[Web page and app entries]

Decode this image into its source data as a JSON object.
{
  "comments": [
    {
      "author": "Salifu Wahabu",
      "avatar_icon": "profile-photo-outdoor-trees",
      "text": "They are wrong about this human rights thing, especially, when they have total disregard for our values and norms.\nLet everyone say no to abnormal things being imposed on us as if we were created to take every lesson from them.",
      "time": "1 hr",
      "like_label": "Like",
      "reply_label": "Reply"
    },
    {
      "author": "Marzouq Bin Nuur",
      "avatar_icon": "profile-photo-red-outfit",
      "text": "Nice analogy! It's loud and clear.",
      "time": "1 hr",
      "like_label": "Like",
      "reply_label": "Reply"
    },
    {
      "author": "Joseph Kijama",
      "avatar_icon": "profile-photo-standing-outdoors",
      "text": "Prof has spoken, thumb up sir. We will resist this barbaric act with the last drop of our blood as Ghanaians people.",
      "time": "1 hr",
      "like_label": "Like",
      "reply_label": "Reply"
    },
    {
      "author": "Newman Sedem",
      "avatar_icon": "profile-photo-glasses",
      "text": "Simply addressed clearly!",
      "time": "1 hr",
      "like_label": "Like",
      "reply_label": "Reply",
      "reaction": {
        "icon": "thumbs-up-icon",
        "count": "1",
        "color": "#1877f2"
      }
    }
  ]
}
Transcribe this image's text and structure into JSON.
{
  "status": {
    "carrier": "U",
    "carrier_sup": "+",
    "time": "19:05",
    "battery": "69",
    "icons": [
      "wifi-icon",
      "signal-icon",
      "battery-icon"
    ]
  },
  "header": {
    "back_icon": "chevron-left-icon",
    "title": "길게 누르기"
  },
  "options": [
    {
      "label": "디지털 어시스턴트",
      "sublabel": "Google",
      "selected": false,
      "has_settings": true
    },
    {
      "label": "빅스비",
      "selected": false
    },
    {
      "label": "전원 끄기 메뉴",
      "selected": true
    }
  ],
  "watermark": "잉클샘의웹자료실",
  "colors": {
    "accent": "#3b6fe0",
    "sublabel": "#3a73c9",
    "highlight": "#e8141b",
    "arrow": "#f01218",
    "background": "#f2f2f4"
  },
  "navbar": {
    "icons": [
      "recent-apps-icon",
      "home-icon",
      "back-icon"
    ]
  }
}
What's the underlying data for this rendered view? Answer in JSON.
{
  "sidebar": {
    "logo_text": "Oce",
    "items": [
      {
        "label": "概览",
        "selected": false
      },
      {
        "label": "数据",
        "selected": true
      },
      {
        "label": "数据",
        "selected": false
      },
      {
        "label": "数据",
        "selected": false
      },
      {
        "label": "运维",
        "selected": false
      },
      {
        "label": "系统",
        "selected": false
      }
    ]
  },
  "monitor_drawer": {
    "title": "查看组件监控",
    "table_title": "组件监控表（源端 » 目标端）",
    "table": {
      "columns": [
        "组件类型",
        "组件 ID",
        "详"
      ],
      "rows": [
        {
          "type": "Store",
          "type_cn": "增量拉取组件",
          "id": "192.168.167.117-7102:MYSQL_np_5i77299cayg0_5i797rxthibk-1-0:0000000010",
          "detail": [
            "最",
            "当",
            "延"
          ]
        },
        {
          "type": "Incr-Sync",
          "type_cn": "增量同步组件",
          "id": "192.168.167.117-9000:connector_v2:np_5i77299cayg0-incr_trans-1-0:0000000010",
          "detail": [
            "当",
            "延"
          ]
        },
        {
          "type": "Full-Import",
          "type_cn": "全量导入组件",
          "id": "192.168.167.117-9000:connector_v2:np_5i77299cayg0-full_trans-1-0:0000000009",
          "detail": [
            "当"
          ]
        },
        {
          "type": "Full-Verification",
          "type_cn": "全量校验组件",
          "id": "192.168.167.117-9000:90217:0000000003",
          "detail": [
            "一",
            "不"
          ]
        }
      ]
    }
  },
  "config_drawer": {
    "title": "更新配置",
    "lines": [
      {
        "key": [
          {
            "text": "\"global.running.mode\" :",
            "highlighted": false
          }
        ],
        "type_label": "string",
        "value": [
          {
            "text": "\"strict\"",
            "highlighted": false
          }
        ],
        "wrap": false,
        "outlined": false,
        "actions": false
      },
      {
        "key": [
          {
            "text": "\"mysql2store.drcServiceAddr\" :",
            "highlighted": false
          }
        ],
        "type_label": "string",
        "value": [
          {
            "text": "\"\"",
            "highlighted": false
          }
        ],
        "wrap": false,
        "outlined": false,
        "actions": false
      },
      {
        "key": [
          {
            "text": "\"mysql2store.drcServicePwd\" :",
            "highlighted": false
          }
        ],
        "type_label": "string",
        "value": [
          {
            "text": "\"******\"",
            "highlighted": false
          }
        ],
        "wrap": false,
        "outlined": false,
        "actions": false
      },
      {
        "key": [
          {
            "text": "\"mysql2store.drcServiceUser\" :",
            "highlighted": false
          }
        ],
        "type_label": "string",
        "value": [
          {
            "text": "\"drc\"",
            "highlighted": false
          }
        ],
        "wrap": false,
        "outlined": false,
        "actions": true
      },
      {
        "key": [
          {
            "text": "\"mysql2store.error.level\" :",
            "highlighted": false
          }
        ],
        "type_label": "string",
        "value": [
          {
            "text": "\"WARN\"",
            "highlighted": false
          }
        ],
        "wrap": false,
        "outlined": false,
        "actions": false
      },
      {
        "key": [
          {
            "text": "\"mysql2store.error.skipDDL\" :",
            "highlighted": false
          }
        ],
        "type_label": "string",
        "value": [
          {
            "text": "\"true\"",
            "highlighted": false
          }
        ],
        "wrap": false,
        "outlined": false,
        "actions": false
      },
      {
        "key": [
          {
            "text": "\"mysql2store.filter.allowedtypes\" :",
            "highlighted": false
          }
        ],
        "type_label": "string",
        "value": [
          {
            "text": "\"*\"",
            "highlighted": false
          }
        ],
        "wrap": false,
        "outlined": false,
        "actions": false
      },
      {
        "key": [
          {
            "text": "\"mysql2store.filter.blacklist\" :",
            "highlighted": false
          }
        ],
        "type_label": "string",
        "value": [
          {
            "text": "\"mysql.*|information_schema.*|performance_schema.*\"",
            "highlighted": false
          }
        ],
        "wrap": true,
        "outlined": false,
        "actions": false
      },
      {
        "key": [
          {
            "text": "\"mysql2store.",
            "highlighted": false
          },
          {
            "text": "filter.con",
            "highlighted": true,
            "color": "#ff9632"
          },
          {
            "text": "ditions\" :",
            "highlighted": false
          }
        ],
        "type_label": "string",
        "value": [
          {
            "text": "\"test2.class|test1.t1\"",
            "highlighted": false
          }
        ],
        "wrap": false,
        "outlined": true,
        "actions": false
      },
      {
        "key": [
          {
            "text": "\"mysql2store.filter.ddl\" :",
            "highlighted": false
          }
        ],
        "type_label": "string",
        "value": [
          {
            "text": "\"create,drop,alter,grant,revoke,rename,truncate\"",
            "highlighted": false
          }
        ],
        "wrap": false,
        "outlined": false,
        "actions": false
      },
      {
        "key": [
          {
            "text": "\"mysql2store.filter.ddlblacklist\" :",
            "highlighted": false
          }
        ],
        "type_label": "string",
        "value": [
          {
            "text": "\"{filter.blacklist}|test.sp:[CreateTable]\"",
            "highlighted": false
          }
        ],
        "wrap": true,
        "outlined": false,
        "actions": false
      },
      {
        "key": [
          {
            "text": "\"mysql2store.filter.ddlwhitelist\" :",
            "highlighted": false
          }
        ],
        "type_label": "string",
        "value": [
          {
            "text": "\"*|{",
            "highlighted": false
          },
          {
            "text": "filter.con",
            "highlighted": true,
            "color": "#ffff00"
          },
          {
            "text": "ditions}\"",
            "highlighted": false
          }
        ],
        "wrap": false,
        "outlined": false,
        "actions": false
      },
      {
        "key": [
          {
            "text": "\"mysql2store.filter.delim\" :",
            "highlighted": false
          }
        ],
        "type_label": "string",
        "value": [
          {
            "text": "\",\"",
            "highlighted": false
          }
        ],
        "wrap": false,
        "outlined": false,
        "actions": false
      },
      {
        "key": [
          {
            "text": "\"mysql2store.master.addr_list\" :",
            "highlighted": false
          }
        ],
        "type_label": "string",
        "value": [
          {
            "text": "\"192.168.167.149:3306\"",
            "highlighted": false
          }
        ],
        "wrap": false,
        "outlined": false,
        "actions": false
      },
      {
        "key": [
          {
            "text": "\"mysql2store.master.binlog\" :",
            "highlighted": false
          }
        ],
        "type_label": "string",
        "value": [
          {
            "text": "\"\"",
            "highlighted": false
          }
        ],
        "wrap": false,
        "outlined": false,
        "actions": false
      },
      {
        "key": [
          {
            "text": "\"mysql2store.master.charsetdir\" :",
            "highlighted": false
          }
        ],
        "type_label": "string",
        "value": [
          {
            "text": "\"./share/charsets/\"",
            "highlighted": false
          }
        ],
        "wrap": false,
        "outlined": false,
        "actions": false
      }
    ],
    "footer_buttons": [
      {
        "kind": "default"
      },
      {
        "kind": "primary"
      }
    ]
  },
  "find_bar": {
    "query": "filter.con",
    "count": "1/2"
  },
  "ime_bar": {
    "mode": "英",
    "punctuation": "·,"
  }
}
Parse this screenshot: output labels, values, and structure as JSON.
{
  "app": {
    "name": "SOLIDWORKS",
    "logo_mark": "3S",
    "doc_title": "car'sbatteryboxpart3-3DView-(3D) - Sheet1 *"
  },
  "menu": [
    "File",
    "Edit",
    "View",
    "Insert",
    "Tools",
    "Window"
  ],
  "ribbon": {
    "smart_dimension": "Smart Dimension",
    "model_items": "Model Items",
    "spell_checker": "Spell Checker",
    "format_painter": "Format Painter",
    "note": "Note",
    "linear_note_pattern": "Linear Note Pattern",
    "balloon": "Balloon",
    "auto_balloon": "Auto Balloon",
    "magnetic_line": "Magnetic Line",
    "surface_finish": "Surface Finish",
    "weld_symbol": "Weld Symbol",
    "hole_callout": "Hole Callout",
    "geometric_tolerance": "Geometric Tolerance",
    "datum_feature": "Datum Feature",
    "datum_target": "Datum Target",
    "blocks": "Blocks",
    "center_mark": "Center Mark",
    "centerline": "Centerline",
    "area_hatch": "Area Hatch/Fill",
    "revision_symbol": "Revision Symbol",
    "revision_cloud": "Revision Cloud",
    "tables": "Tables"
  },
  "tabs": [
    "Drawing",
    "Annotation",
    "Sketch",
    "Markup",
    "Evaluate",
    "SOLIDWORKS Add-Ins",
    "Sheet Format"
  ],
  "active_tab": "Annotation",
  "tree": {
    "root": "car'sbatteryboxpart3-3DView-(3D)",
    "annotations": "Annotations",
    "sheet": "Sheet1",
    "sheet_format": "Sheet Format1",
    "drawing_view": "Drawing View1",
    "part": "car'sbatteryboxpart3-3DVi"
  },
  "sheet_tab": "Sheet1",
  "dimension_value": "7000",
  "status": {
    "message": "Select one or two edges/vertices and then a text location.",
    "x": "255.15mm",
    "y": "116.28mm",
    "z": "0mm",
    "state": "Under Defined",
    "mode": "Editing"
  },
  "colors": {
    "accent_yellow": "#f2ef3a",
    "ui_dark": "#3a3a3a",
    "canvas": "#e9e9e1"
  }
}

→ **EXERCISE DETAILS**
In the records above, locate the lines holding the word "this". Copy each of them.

→ **ANSWER SECTION**
Decode this image into its source data as a JSON object.
      "text": "They are wrong about this human rights thing, especially, when they have total disregard for our values and norms.\nLet everyone say no to abnormal things being imposed on us as if we were created to take every lesson from them.",
      "text": "Prof has spoken, thumb up sir. We will resist this barbaric act with the last drop of our blood as Ghanaians people.",
Transcribe this image's text and structure into JSON.
What's the underlying data for this rendered view? Answer in JSON.
Parse this screenshot: output labels, values, and structure as JSON.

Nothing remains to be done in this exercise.